I agree that desktops are important, perhaps the most important from the standpoint of their global impact on the environment and their global financial impact. (I’ve seen the stats before but can’t find them. The data is there, it’s just a matter of wading through all the advertisements and other non-relevant data in Google and Bing.)

In my opinion, it all has to do with the bottom line. Server power efficiency directly impacts the bottom line of the operators (e.g. cooling and electrical infrastructure). Mobile power efficiency directly impacts the bottom line of the OEM (e.g. weight and consumer acceptable battery life). For home users, they generally don’t keep track of the electrical costs, let alone power’s distant affect on the price of their computers and the impact on the environment. This is true for notebooks and desktops alike. IT departments and the desktops they service have a more direct effect on the bottom line of the companies they are part of. But I wonder if this impact isn’t also hidden by the fact that cooling and power distribution are shared between both that supporting their employees and that supporting the computers they us.

There are some efforts to address this problem with desktop systems. Some examples are Energy Star and the CSCI (Climate Savers Computing Initiative).

Re: Mike K and limiting discussion to mobiles

Thanks for mention that I was focusing a lot on mobile. I don’t mean to. It’s because the mobile environment has a more direct cause and effect relationship than desktop. My interest covers both.

Susanna Rivoire’s paper reference above tries to address the broad spectrum of application environments from HPC/Data house to embedded mobiles. (Susanna, please correct me if I’m wrong.) I like that she’s attempting to look at power and performance in a “fair” way across different classes of platforms.

(By the way, I haven't read Susanna's paper in the detail it deserves.

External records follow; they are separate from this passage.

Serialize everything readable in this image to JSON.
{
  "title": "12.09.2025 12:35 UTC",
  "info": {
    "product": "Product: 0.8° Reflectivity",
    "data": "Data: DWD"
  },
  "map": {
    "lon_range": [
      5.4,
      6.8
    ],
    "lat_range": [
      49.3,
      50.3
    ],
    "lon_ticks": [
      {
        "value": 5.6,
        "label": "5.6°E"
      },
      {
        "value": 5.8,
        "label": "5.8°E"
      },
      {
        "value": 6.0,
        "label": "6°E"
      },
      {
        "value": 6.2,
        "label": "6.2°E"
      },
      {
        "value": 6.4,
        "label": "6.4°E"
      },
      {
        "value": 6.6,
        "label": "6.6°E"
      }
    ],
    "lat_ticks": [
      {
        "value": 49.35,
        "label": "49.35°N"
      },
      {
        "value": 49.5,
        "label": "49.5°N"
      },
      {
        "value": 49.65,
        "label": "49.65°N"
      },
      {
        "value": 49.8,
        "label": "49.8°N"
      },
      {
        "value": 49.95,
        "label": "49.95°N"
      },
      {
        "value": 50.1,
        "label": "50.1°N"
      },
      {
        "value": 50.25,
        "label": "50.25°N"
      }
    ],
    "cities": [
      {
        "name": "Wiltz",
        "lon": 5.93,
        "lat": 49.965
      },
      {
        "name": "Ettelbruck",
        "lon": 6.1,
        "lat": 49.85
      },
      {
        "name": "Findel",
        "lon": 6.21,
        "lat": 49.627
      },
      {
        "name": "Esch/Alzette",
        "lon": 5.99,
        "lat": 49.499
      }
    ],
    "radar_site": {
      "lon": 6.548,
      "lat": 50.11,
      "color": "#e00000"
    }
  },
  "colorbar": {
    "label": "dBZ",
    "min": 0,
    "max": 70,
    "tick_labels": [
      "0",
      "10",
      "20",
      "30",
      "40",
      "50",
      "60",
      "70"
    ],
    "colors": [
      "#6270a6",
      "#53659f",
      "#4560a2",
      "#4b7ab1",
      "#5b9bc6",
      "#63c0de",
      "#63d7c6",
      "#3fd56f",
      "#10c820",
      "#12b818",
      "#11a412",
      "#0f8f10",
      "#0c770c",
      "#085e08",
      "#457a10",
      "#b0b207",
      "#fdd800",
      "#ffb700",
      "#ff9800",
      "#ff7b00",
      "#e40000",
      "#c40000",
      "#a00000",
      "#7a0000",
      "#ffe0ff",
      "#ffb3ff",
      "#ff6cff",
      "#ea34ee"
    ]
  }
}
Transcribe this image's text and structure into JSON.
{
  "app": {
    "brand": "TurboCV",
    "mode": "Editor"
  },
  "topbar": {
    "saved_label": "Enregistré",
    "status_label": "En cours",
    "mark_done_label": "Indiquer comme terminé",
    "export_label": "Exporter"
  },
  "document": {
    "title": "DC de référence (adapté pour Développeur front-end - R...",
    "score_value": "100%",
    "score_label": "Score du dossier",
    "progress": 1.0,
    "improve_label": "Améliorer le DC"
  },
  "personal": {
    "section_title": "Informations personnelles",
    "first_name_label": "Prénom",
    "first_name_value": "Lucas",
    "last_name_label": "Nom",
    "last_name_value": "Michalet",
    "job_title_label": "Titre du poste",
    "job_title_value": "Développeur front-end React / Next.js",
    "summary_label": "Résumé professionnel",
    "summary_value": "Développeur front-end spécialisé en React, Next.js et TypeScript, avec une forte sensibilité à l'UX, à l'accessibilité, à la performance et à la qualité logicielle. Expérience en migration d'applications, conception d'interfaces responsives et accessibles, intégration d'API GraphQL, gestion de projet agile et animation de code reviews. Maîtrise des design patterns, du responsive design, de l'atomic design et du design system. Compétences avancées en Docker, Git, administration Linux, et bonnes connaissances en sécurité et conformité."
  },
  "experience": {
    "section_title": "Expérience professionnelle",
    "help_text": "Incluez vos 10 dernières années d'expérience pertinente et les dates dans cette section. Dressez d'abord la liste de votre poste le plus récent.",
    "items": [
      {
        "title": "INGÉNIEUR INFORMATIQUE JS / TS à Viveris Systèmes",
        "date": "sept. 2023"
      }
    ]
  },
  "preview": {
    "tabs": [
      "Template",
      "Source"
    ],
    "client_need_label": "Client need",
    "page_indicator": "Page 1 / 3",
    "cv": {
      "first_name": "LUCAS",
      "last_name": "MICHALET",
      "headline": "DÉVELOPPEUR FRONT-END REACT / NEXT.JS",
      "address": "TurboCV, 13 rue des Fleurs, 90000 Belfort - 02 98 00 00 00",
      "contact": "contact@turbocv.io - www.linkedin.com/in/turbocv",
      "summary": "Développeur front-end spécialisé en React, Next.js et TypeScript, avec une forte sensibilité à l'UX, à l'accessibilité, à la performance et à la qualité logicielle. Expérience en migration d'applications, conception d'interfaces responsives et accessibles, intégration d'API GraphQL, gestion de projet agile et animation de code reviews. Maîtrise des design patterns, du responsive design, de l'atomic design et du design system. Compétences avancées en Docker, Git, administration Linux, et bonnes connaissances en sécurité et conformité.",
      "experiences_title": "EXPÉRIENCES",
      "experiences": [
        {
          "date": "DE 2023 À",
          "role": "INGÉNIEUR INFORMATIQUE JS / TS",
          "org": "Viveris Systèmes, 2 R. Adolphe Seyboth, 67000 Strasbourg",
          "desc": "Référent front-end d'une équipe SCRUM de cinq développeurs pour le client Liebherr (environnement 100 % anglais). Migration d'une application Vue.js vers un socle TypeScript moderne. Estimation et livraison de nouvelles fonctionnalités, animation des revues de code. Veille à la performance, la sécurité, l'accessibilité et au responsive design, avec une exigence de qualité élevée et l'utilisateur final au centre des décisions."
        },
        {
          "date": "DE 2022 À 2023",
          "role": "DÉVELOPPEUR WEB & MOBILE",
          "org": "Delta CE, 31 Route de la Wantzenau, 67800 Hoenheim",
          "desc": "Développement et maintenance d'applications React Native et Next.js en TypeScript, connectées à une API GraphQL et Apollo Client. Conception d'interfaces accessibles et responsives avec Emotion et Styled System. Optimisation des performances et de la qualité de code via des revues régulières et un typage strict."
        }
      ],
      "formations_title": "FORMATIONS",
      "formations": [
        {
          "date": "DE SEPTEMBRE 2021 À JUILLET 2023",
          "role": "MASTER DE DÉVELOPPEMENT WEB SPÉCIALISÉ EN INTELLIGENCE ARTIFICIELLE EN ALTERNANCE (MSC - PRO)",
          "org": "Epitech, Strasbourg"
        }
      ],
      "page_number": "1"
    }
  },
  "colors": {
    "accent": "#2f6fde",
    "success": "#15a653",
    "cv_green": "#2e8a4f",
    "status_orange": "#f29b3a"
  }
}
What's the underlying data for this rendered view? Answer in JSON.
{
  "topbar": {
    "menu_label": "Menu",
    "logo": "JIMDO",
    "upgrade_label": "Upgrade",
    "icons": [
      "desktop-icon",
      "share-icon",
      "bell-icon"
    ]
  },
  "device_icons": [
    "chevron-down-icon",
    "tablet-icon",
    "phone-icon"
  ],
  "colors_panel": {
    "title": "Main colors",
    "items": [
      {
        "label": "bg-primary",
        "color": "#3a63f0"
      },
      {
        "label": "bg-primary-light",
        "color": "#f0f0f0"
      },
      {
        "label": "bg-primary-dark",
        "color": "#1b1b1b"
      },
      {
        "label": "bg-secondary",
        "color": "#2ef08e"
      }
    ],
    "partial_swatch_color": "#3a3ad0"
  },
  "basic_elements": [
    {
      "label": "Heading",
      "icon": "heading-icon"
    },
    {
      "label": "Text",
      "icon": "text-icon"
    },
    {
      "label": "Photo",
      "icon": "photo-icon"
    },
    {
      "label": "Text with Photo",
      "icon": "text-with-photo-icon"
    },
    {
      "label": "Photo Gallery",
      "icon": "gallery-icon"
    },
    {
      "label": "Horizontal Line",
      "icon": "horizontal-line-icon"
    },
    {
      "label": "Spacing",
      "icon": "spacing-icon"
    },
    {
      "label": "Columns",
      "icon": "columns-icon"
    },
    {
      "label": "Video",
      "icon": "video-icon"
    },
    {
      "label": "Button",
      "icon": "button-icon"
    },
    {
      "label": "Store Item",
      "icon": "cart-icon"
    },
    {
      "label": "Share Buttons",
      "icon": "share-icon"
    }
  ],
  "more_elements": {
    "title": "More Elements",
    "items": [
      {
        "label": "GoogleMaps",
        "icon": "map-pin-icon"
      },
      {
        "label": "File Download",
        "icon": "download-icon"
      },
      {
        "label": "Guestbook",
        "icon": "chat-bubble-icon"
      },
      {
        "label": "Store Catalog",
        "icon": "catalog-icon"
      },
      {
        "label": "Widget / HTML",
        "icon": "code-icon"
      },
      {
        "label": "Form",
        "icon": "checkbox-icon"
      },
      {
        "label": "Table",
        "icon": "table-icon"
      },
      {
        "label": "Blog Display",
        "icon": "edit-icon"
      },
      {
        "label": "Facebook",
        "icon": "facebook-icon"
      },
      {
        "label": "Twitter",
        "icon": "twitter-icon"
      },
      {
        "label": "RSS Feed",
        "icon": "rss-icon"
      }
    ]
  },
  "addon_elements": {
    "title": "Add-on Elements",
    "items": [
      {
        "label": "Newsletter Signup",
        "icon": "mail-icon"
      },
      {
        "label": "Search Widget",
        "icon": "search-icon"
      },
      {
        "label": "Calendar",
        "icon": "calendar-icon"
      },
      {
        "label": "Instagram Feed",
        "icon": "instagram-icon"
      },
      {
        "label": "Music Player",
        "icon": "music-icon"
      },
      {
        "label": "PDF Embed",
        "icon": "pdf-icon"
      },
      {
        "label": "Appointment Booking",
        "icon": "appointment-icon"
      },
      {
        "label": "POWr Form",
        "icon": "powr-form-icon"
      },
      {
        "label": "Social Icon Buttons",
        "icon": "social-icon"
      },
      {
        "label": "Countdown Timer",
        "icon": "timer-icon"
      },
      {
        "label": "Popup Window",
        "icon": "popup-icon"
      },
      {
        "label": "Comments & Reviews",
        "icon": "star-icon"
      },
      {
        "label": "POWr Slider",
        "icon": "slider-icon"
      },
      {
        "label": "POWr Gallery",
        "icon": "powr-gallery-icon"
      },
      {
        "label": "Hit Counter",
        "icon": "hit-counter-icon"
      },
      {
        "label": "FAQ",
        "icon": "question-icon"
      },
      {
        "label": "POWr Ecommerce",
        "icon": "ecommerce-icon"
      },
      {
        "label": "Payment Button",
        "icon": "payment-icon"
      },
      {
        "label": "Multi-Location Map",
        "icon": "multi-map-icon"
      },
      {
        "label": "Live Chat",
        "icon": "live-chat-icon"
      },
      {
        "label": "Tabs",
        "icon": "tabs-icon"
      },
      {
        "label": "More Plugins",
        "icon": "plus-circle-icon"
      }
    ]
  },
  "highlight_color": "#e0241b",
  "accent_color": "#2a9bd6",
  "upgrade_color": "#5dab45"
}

I'm starting pass two. I'm a multi-pass reader.)

Taylor,

I think we are on the same page. Sorry about the large solid block of text in my last post.